Start of Data shown

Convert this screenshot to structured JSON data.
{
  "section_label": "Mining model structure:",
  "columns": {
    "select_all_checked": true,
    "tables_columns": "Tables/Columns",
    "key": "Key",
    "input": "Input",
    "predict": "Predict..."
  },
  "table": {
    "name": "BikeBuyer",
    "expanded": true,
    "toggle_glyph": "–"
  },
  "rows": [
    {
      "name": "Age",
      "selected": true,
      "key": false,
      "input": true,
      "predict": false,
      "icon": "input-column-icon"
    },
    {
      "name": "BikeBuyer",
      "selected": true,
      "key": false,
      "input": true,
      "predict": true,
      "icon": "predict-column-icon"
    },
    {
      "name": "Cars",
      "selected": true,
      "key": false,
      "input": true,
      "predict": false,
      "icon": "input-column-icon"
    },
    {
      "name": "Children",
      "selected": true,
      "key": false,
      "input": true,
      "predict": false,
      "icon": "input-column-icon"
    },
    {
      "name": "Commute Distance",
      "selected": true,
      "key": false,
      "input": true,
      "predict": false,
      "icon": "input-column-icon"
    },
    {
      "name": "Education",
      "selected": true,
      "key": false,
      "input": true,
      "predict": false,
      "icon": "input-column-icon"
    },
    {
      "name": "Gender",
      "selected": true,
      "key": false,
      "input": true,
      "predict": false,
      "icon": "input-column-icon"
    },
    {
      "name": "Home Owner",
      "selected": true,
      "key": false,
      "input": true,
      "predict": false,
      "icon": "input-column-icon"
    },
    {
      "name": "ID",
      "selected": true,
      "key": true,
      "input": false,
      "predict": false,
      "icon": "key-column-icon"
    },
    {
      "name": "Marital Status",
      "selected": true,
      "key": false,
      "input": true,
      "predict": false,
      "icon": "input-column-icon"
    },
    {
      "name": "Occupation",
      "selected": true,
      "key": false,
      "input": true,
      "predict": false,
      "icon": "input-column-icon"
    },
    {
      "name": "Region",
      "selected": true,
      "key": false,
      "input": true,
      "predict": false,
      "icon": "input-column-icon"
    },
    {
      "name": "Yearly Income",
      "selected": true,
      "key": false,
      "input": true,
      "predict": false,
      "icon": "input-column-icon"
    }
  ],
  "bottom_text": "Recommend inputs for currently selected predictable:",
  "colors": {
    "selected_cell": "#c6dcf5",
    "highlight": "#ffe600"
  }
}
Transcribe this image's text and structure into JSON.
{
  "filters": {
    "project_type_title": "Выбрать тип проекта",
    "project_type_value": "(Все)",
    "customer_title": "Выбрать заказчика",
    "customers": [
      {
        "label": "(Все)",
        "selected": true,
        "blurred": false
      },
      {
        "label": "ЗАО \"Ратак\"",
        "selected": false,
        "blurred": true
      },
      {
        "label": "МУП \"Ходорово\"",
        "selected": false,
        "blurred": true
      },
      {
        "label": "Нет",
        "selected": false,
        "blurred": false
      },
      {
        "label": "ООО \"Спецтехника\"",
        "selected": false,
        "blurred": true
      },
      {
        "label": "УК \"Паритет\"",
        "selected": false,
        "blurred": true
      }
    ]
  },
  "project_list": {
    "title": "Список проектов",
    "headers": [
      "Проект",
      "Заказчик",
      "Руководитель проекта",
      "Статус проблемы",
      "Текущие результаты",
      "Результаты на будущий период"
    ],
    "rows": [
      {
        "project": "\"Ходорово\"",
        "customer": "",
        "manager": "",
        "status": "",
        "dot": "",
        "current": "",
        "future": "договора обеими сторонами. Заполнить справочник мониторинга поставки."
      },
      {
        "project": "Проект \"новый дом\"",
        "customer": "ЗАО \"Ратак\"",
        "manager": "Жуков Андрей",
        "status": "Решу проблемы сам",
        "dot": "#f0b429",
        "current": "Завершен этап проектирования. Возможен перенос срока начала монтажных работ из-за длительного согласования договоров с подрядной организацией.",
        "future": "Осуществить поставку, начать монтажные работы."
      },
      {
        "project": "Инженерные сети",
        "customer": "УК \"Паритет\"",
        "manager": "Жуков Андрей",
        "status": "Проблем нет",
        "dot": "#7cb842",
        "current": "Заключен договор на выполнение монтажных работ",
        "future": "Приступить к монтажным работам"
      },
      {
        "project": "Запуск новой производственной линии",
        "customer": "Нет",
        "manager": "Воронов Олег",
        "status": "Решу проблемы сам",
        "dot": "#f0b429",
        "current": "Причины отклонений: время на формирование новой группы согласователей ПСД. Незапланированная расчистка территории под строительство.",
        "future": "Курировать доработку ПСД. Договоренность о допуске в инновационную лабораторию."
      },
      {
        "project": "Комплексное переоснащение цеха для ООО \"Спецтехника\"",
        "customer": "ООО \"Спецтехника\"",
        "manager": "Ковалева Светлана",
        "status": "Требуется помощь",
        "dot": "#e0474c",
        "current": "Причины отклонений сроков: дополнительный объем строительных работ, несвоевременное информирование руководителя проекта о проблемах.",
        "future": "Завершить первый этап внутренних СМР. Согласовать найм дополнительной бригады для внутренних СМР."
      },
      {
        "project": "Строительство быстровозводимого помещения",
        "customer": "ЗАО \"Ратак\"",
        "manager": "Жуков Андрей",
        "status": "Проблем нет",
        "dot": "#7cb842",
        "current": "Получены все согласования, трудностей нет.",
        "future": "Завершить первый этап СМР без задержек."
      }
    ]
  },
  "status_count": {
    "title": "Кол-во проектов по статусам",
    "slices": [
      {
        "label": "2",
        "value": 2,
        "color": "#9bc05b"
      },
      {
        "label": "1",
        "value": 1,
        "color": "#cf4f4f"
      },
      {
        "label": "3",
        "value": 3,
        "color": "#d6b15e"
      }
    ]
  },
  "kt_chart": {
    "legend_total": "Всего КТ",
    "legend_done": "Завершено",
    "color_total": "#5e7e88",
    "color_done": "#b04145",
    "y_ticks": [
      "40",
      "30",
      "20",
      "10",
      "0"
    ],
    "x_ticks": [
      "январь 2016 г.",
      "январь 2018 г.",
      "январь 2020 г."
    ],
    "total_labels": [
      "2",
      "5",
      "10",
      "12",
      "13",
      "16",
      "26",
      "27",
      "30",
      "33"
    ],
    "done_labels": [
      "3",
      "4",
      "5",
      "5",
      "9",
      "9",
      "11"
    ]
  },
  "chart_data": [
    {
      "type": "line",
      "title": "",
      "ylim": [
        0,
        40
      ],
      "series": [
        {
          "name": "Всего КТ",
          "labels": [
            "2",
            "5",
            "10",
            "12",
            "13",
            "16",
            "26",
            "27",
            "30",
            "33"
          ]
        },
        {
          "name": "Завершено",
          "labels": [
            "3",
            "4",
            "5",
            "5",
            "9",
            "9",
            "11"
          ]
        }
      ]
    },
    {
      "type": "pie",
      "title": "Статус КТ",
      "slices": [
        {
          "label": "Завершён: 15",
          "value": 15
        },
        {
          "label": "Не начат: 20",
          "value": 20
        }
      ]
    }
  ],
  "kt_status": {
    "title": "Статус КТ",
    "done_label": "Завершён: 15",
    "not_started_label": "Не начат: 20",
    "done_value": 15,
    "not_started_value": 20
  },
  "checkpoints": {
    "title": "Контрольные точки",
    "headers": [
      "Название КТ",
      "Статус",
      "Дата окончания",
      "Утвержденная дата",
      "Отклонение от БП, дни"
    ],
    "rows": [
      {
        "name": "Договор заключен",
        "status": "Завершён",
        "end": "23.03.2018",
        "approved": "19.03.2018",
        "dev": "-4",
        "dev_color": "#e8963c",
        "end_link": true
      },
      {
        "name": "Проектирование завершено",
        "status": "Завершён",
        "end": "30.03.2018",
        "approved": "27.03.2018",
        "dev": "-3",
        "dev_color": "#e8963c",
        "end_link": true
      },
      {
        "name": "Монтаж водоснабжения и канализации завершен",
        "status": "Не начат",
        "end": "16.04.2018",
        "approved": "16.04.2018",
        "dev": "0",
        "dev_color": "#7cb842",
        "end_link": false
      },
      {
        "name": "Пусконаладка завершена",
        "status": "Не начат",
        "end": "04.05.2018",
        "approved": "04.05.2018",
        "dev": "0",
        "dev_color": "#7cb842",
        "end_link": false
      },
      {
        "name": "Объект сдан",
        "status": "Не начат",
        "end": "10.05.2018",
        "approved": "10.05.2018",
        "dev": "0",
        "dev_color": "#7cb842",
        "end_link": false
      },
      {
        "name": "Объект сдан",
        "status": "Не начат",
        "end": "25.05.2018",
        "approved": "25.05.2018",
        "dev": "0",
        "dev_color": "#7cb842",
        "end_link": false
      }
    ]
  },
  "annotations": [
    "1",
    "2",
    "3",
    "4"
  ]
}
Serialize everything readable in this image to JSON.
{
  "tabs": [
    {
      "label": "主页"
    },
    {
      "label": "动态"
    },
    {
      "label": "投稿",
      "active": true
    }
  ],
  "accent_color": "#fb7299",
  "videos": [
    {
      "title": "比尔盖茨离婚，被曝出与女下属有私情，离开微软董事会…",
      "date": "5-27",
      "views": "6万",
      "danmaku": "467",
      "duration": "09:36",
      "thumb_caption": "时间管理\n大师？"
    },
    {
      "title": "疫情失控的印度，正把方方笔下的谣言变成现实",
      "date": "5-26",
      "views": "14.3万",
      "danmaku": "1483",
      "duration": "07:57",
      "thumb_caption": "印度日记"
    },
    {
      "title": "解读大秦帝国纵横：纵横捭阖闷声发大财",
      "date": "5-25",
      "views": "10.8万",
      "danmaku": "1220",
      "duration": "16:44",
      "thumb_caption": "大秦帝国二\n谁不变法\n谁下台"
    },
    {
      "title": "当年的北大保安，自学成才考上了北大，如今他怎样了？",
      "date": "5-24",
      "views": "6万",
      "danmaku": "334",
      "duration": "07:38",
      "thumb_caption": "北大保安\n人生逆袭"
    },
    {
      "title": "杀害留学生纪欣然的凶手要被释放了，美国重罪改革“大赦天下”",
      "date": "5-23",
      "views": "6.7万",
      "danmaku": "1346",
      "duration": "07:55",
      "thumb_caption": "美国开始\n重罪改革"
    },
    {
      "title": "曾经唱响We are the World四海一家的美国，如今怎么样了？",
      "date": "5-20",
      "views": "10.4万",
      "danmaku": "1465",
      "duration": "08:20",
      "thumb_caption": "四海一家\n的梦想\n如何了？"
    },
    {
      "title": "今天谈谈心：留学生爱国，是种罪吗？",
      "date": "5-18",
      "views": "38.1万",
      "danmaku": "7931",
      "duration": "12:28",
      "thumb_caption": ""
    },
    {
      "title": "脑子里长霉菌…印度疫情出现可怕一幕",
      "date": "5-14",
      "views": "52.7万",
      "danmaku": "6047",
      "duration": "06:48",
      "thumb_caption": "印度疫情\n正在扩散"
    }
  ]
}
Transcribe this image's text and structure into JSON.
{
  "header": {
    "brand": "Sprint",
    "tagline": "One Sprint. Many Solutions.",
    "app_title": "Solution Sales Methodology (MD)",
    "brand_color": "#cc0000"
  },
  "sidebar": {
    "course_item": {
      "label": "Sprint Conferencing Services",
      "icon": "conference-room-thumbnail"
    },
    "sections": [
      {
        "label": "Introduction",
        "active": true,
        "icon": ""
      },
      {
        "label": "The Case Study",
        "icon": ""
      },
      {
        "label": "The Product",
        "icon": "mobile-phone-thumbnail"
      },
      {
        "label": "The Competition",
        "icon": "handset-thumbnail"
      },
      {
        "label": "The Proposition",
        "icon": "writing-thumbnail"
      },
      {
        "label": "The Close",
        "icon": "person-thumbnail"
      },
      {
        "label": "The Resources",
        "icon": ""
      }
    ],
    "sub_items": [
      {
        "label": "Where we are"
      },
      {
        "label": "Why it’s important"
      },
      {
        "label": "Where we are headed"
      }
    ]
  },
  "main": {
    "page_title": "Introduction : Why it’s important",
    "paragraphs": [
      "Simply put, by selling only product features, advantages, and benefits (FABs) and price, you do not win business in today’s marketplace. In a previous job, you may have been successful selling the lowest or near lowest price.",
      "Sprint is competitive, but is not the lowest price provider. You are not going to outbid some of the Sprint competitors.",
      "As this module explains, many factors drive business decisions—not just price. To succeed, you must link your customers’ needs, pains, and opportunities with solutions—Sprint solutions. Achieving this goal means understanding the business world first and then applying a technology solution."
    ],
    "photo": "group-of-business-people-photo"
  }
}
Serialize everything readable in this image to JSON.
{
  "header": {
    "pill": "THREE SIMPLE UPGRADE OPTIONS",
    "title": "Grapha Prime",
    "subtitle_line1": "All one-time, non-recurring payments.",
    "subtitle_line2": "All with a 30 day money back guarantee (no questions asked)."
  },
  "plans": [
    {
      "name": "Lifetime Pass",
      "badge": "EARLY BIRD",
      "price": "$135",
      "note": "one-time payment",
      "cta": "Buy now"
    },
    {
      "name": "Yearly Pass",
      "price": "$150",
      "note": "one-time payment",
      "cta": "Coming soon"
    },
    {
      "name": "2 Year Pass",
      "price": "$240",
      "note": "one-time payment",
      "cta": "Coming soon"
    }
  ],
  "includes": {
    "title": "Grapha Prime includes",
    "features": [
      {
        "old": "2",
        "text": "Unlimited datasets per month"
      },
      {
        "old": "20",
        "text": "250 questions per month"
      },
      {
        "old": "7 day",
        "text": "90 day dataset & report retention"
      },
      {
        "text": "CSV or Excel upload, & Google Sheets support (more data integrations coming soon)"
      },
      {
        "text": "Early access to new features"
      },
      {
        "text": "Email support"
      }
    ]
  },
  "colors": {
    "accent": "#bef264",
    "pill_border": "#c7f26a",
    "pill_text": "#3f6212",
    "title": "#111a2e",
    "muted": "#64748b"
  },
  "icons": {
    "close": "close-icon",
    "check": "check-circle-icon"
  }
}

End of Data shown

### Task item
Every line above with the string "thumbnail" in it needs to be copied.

### Response to this task
      "icon": "conference-room-thumbnail"
        "icon": "mobile-phone-thumbnail"
        "icon": "handset-thumbnail"
        "icon": "writing-thumbnail"
        "icon": "person-thumbnail"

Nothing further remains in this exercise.